If you can’t work because of sickness, injury, disease, employment termination, or death, Consumer Credit Insurance (CCI) can help cover credit card, personal, motor vehicle or home loan repayments depending on the level of cover purchased.

Check your credit card, personal, motor vehicle or home loan documentation for CCI details specific to you, or call your bank or lender, who will have details of any related insurance arranged for you. Your bank or lender will also give you contact details for your CCI insurer if you have a policy.

Some consumer credit policies have exclusions relating to pandemics, but insurers are assessing claims on an individual basis.

Credit Card Insurance, which is a type of consumer credit insurance, sometimes known as balance protection insurance, may pay out the outstanding balance on a credit card (subject to any limits in the policy) or it may make monthly payments to a credit card issuer if the policyholder’s income is affected by unforeseen events.

Call your bank or lender for further assistance. 

Landlord insurance protects the investment that a landlord has made in a rental property. Cover can be purchased for the building, contents or rental income, or any combination of these. Cover for loss of rent is not always included in a landlord policy and may be added as required.

Many landlords are investors who have invested in property to supplement their incomes or support self-managed super funds. Landlords who are borrowers have obligations to their lender, with payments typically met through the collection of rent on the mortgaged property.

Landlord insurance policies are available however some insurers are offering the policy with an adjustment to the Tenant Default component, read the Product Disclosure Statement (PDS) for further detail.

Travel insurance is available for international travel, and some insurers have introduced cover for various COVID-related travel situations to destinations other than those few that continue to carry a Level 4 ‘Do Not Travel’ advisory.

The introduction of COVID cover has not significantly impacted premium costs, and travel insurance remains good value given the benefits it provides travellers if the unexpected happens.

Travellers should go to DFAT’s smartraveller.gov.au for the most up-to-date information about the status and entry requirements of their stopovers and destinations.

An increasing number of destinations, including Singapore, the UAE and Thailand, require overseas visitors to have cover for COVID-related medical treatment.

Travellers should read their policies carefully to make sure it provides cover for their particular circumstances and destinations.

Many insurers that offer policies aimed at small to medium enterprises (SMEs) have introduced a range of measures to assist business customers during COVID-19.

If you need assistance contact your insurer or insurance broker to ask how you can be helped.

Click here for an updated summary of the insurance industry’s current efforts to seek clarity on the application of business interruption insurance to claims related to COVID-19.

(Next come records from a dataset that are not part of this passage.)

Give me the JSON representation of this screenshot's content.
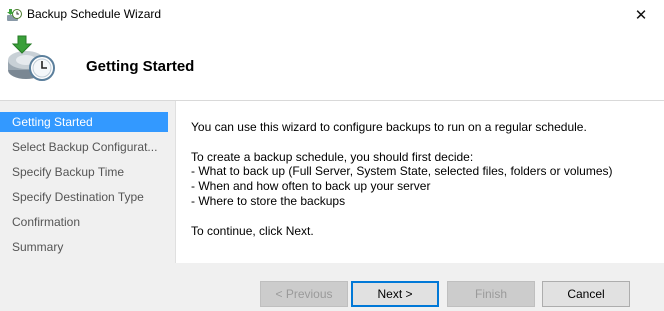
{
  "window": {
    "title": "Backup Schedule Wizard",
    "close_glyph": "✕",
    "icon": "backup-wizard-icon"
  },
  "header": {
    "heading": "Getting Started",
    "icon": "backup-clock-icon"
  },
  "nav": {
    "items": [
      {
        "label": "Getting Started",
        "active": true
      },
      {
        "label": "Select Backup Configurat...",
        "active": false
      },
      {
        "label": "Specify Backup Time",
        "active": false
      },
      {
        "label": "Specify Destination Type",
        "active": false
      },
      {
        "label": "Confirmation",
        "active": false
      },
      {
        "label": "Summary",
        "active": false
      }
    ]
  },
  "content": {
    "intro": "You can use this wizard to configure backups to run on a regular schedule.",
    "create_lead": "To create a backup schedule, you should first decide:",
    "bullets": [
      "-  What to back up (Full Server, System State, selected files, folders or volumes)",
      "-  When and how often to back up your server",
      "-  Where to store the backups"
    ],
    "continue_text": "To continue, click Next."
  },
  "buttons": {
    "previous": "< Previous",
    "next": "Next >",
    "finish": "Finish",
    "cancel": "Cancel"
  },
  "colors": {
    "selection": "#3399ff",
    "default_button_border": "#0078d7"
  }
}
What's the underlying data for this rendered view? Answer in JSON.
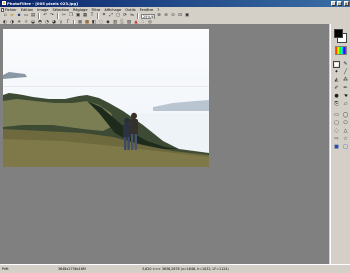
{
  "window": {
    "title": "PhotoFiltre - [005 pixels 023.jpg]",
    "buttons": {
      "minimize": "_",
      "maximize": "□",
      "close": "×"
    }
  },
  "menubar": [
    "Fichier",
    "Edition",
    "Image",
    "Sélection",
    "Réglage",
    "Filtre",
    "Affichage",
    "Outils",
    "Fenêtre",
    "?"
  ],
  "toolbar1": {
    "zoom_value": "25%",
    "icons": [
      "new-icon",
      "open-icon",
      "save-icon",
      "print-icon",
      "scan-icon",
      "undo-icon",
      "redo-icon",
      "cut-icon",
      "copy-icon",
      "paste-icon",
      "paste-new-icon",
      "text-icon",
      "crop-icon",
      "resize-icon",
      "canvas-icon",
      "rotate-icon",
      "flip-icon",
      "zoom-in-icon",
      "zoom-out-icon",
      "actual-size-icon",
      "fit-window-icon",
      "fullscreen-icon"
    ]
  },
  "toolbar2": {
    "icons": [
      "auto-level-icon",
      "auto-contrast-icon",
      "brightness-down-icon",
      "brightness-up-icon",
      "contrast-down-icon",
      "contrast-up-icon",
      "saturation-down-icon",
      "saturation-up-icon",
      "gamma-down-icon",
      "gamma-up-icon",
      "grayscale-icon",
      "sepia-icon",
      "invert-icon",
      "blur-icon",
      "sharpen-icon",
      "emboss-icon",
      "noise-icon",
      "relief-icon",
      "color-balance-icon",
      "dust-icon",
      "vignette-icon"
    ]
  },
  "palette": {
    "foreground_color": "#000000",
    "background_color": "#ffffff",
    "tools": [
      "select-icon",
      "color-picker-icon",
      "magic-wand-icon",
      "line-icon",
      "fill-icon",
      "spray-icon",
      "brush-icon",
      "advanced-brush-icon",
      "blur-tool-icon",
      "smudge-icon",
      "clone-icon",
      "eraser-icon",
      "rectangle-shape-icon",
      "ellipse-shape-icon",
      "rounded-shape-icon",
      "polygon-shape-icon",
      "lasso-icon",
      "triangle-icon",
      "arrow-shape-icon",
      "star-shape-icon",
      "fill-shape-icon",
      "outline-shape-icon"
    ]
  },
  "statusbar": {
    "state": "Prêt",
    "dimensions": "3648x2736x16M",
    "info": "3,620 >>> 3636,2878 (x=1646, h=1032, LF=1124)"
  }
}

Insurers pay about 95.7% of claims – that’s more than $152.3 million in a typical working day. However, claims are sometimes denied or not fully paid. Common reasons insurers may deny claims include:

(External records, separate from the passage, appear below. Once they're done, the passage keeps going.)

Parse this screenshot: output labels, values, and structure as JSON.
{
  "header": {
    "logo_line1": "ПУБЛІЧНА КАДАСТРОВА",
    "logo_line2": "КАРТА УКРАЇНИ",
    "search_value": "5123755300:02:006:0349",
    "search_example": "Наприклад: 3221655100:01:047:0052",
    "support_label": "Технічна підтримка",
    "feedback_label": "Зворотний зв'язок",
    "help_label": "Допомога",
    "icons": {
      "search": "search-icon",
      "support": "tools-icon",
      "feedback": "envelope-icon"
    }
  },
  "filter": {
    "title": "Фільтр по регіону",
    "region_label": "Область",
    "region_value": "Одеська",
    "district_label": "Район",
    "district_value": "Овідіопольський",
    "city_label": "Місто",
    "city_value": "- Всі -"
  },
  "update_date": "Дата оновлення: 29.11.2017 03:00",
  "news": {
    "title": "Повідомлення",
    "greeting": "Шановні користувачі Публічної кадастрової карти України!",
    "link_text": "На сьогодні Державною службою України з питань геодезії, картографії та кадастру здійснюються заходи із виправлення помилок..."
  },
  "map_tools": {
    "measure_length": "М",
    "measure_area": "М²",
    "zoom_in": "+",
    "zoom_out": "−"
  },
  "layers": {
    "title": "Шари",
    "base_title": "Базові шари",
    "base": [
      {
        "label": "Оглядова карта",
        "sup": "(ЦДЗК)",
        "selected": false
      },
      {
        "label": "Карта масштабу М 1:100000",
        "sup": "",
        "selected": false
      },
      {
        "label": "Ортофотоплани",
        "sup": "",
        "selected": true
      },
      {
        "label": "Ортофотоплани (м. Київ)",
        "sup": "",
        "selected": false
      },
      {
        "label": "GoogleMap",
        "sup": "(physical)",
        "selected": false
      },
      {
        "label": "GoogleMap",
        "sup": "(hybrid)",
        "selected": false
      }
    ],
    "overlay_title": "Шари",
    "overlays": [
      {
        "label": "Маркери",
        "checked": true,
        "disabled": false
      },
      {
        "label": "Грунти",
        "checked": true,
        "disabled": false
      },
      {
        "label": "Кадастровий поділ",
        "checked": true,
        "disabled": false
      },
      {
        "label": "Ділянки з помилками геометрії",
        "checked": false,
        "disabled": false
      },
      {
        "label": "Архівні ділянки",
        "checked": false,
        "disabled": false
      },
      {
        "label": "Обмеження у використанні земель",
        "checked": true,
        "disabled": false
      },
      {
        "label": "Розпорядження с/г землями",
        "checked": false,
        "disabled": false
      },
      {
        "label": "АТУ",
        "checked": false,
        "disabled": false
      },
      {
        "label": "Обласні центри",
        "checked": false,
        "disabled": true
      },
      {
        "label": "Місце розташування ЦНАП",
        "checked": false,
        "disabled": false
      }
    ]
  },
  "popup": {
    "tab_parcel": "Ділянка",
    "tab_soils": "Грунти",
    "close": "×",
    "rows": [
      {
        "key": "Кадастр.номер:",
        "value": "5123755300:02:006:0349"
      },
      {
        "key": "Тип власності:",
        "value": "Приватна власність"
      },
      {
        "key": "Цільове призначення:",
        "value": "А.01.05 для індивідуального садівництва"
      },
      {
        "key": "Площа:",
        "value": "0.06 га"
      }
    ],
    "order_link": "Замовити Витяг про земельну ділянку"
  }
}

  • Insurance policies contain a list of exclusions outlining specific situations, circumstances or events the insurer will not cover when a claim is lodged.
  • The customer may not have met conditions outlined in the policy.
  • Usually, if the policy has not been renewed, paid for or has been cancelled, the customer will not be able to make a claim.
  • The customer is obliged to tell the insurer about anything that might affect the risk when a policy is bought or renewed. Failure to disclose may affect the ability to claim on the policy.

If the policyholder is unhappy with their insurance company’s decision on a claim, they may ask that their case be reviewed.

All insurance companies are required to have an internal dispute resolution system, and are also required to be a member of an external dispute resolution scheme.

If, after an internal review, the customer is still unhappy with the insurer’s decision they can take their claim to the Australian Financial Complaints Authority (AFCA) https://www.afca.org.au/

Send this to a friend